through her free spirit as a newsstand dealer. Yet she, too, is initially

corrupted by the prospect of her lover’s economic and social advancement.

Still, even though she becomes completely disenchanted with Delamont’s

influence on Rivière and is temporarily estranged from him, deep down she

remains loyal to her lover-all the way to the moment she pleads his case with

the chief magistrate, played by Jean-Pierre Léaud, now shockingly altered by

age from the eternally youthful free spirit in the 60’s and 70’s film

rhapsodies of Jean-Luc Godard and François Truffaut. In this context, A Matter of Taste is clearly post– nouvelle vague , postmodern and more

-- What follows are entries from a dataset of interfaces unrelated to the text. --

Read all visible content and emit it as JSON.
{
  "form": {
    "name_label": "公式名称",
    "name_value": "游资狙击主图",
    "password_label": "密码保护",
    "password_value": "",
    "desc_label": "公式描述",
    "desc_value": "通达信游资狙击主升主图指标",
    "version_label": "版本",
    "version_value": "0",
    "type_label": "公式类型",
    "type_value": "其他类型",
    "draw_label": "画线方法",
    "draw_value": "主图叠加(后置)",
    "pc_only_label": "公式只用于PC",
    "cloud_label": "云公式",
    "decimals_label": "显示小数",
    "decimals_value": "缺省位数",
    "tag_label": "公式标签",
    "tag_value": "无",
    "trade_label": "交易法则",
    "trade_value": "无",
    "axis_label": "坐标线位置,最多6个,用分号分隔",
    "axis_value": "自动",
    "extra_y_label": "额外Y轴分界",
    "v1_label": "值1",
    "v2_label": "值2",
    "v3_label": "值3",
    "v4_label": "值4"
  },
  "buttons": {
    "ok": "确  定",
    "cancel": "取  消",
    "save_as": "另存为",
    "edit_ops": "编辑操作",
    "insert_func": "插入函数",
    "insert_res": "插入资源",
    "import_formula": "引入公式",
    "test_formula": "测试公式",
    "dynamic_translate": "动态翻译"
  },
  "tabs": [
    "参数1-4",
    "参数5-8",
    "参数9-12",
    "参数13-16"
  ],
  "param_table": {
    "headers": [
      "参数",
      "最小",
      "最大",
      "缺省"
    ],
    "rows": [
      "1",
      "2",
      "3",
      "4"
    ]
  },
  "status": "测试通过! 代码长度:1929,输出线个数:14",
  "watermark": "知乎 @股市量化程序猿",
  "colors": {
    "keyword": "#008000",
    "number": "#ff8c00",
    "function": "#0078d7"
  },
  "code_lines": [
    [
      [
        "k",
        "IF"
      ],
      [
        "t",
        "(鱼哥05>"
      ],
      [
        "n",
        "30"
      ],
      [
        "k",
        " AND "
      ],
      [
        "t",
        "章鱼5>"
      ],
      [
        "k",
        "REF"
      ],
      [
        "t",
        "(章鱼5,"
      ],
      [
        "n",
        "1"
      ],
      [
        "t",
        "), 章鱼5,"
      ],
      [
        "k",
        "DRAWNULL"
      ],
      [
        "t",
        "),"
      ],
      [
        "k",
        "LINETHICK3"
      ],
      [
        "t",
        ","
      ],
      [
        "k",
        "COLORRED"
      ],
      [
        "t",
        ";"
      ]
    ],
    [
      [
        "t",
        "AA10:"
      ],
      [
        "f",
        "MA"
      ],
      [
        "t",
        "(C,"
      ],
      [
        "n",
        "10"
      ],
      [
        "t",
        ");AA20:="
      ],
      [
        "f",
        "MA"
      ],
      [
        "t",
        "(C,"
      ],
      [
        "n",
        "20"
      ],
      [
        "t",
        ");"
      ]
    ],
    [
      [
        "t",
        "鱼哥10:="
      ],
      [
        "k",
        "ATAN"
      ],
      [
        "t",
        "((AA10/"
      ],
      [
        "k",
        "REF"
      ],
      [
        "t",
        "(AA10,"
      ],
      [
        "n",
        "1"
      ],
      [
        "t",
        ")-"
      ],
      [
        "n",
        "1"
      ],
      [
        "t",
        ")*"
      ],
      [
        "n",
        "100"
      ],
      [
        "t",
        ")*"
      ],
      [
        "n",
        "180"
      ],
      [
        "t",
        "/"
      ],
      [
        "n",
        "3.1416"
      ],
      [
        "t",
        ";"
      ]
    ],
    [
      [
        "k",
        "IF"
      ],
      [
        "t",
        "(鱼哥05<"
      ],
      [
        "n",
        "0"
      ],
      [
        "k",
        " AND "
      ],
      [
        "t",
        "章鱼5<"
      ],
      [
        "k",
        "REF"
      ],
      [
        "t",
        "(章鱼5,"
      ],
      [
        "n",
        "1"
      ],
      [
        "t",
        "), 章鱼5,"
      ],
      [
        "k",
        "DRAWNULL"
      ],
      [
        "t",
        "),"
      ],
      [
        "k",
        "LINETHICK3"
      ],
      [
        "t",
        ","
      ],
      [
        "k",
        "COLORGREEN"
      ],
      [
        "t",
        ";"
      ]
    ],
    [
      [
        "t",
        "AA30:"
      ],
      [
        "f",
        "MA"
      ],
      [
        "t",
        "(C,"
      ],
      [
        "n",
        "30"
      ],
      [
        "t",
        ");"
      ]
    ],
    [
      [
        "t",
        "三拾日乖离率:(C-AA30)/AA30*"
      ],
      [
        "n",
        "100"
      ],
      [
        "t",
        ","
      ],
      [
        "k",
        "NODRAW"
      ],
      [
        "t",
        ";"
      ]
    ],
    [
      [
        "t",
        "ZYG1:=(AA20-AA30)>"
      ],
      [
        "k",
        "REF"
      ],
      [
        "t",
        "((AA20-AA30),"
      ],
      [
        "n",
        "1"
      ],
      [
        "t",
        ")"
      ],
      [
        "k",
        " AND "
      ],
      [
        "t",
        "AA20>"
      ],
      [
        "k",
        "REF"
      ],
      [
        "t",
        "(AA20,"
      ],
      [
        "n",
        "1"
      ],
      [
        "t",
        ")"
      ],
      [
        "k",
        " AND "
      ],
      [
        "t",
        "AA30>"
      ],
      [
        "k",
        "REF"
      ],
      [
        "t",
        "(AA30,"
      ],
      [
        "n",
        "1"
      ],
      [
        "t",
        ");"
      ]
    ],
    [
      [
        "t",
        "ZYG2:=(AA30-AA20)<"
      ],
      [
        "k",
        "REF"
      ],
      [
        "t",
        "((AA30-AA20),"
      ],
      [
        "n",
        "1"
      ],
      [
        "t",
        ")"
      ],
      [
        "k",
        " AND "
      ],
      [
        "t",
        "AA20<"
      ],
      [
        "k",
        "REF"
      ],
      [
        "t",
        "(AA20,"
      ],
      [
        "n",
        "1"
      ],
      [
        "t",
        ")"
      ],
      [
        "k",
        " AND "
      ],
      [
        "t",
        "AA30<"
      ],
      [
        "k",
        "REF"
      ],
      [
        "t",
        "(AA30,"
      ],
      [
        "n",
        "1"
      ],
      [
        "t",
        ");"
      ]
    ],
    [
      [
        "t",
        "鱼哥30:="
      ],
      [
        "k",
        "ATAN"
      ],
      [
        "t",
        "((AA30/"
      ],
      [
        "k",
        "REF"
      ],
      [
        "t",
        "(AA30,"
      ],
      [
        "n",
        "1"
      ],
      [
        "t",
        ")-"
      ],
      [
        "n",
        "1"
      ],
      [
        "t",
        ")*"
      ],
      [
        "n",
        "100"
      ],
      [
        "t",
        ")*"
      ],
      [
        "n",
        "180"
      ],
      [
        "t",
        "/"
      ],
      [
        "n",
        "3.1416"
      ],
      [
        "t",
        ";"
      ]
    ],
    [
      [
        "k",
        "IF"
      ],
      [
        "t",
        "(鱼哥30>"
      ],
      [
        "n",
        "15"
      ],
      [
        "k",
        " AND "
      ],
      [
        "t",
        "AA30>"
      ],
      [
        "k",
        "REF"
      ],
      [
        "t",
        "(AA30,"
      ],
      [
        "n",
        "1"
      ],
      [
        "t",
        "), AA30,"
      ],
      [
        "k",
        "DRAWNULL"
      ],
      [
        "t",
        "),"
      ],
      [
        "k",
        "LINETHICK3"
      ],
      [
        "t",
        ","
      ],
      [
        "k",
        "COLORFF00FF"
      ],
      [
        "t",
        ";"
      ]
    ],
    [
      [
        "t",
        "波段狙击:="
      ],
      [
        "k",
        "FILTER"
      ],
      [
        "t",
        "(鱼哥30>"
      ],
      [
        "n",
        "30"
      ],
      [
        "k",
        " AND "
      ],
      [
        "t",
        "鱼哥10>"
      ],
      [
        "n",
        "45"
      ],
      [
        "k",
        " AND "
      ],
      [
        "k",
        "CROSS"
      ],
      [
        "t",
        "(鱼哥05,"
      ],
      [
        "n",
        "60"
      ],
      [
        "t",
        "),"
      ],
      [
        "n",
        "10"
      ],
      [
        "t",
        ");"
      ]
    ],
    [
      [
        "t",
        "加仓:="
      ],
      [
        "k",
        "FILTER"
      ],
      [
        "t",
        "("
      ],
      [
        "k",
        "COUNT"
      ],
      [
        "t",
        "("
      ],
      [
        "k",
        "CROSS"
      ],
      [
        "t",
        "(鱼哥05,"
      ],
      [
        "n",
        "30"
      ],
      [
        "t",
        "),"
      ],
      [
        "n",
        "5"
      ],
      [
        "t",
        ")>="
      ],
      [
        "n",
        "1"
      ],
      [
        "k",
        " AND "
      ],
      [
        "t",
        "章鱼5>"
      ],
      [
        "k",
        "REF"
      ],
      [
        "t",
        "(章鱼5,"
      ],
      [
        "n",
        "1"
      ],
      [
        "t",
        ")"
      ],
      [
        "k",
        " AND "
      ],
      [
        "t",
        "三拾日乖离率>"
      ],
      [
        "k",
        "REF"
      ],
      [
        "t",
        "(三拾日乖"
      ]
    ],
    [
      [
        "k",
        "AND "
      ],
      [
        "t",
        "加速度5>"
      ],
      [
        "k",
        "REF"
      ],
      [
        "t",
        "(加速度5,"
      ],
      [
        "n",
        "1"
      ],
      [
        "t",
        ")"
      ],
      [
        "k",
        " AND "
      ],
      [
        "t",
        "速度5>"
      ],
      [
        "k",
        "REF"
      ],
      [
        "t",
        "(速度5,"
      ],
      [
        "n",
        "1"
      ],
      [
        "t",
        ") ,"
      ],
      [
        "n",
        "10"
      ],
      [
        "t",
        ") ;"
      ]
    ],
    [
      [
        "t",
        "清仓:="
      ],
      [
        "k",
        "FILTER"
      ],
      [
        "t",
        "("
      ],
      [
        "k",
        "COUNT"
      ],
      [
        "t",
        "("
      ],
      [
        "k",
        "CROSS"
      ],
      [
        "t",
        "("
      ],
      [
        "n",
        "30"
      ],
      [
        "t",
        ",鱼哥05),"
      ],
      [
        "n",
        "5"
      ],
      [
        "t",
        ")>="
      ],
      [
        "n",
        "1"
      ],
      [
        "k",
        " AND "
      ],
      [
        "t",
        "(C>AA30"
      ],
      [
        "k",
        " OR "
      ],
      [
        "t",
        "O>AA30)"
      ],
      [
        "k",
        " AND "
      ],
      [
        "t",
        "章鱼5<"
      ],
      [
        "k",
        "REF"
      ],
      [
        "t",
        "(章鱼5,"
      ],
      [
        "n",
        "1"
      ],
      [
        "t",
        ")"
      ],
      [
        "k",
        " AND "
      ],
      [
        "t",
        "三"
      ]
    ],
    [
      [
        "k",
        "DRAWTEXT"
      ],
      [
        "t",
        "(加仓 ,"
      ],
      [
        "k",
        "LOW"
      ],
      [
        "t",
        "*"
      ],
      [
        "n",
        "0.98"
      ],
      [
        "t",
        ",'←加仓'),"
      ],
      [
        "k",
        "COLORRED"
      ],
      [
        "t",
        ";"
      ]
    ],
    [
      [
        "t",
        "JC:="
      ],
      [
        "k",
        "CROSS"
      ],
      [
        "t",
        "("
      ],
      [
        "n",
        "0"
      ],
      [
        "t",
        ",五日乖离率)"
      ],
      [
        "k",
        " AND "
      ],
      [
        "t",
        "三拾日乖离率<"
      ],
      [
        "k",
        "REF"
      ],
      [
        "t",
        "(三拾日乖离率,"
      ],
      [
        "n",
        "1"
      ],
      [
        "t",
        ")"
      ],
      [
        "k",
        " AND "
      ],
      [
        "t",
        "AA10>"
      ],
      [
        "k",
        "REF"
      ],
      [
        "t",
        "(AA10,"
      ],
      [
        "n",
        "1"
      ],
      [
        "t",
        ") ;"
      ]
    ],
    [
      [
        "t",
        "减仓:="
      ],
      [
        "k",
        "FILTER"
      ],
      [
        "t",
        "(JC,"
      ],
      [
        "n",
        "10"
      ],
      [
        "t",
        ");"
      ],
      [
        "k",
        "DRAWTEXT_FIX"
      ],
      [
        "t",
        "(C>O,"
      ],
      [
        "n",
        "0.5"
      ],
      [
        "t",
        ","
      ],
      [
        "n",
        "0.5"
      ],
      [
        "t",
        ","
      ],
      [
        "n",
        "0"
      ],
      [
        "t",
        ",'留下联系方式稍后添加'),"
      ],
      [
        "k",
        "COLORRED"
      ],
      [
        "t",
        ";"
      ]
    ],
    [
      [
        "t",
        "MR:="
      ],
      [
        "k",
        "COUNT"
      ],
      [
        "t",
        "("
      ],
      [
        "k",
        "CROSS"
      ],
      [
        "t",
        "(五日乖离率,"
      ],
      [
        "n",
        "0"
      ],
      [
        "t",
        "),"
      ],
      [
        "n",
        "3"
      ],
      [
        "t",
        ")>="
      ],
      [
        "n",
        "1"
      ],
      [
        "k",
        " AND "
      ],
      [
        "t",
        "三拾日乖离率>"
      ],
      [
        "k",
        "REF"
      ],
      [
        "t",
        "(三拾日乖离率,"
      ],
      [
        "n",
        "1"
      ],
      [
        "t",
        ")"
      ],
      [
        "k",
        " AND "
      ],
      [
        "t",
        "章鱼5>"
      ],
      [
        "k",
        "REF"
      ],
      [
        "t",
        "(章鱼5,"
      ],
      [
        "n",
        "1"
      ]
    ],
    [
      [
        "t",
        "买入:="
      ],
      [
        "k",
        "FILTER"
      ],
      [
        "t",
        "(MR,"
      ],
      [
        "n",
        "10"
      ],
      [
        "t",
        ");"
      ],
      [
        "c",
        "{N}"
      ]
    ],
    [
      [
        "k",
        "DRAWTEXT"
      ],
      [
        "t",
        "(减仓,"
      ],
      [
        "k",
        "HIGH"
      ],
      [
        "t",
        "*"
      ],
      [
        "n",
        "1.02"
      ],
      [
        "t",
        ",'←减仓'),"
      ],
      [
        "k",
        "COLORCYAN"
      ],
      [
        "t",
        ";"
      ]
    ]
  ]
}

laconically analytical than lushly romantic. See it, but leave your illusions

at home.

They Call Him O

Tim Blake Nelson’s O ,

from a screenplay by Brad Kaaya, based on William Shakespeare’s Othello , was reportedly held up for

release because of presumed parallels in its prep-school plot’s violence with

the real-life Columbine massacre. One can argue that Shakespeare was no

stranger to violence-and furthermore, that the Bard was nothing if not

politically incorrect by contemporary standards, and perhaps even by the

shadowy standards of his own time. One could write term papers, if one were so

inclined, with the theses that Shakespeare did not like people of color ( Othello ), Third World savages ( The Tempest ), Jews ( The Merchant of Venice ) or women ( King Lear , just for starters-and let’s not forget his shamelessly

nationalist image of Joan of Arc as a strumpet in one of his early chronicle

plays centered around Henry VI).

Still, I am bemused by the skittishness with which many of

my colleagues have confronted the latest violation of the long-held screen

prohibition against interracial coupling. O

centers around the frankly sensual romance between a white prep-school girl named Desi (Julia Stiles) and the title character, Odin

James (Mekhi Phifer), an African-American basketball recruit, apparently the

only member of his race on campus. Ms. Stiles traversed this taboo-breaking

road earlier this year in Thomas Carter’s Save

the Last Dance . There, she was the only white girl in an

all-African-American student body; here, she is dating the only

African-American student in an otherwise all-white Southern prep school.

But then, the Venice of

Shakespeare’s Othello was no less

sociologically improbable in its toleration of Desdemona’s liaison with a

popular Moorish general who had won victories for the city-state. The problem

with O is that, in trying to

establish equivalents to the characters in Shakespeare’s soaringly poetic

original, the dialogue remains earthbound, and the acting is curiously

distanced by the barriers set up by an architecturally “busy” mise en scène . As Bernard Shaw once

observed, if you take Shakespeare’s poetic genius out of his plays, you’re

often left with some moth-eaten dramatic contrivance. In some ways the least of

Shakespeare’s tragedies, Othello has

been denigrated as the tragedy of the handkerchief (changed to a scarf in O , but to

little avail). The clumsy mechanics of a fatally misplaced jealousy remain

obtrusive, though the film’s Hugo (Josh Hartnett), representing the play’s

Iago-a character lacking a backstory in both versions-remains the most

compelling character, though losing his cool many times over before the final

bloodbath. In the end, the Shakespearean ideas collapse on film because of the

youthful callowness of the characters. Yet I found O interesting, though never stirring.

On the subject of violent films: The long nightmare of the

demolished twin towers of the World Trade Center goes on and on as I type my

weekly movie column, and I cannot help observing, as some commentators already

have, that after decades of watching the most artful simulations of massive,

earthshaking explosions on the screen, when the real thing came along, it

looked almost like a low-tech video game with toy airplanes by comparison. Some

bang-bang terrorist movies have already had their release dates postponed, but

sooner or later, with all the money Hollywood has invested in the male juvenile

market for the sake of the sacred bottom line, the boom-boom epics will come

trickling out-but, I hope, with diminished impact at the box office. Yet it may

be too much to hope that movies are on the verge of entering a more civilized

era. A Discriminating Master; an Incriminated Servant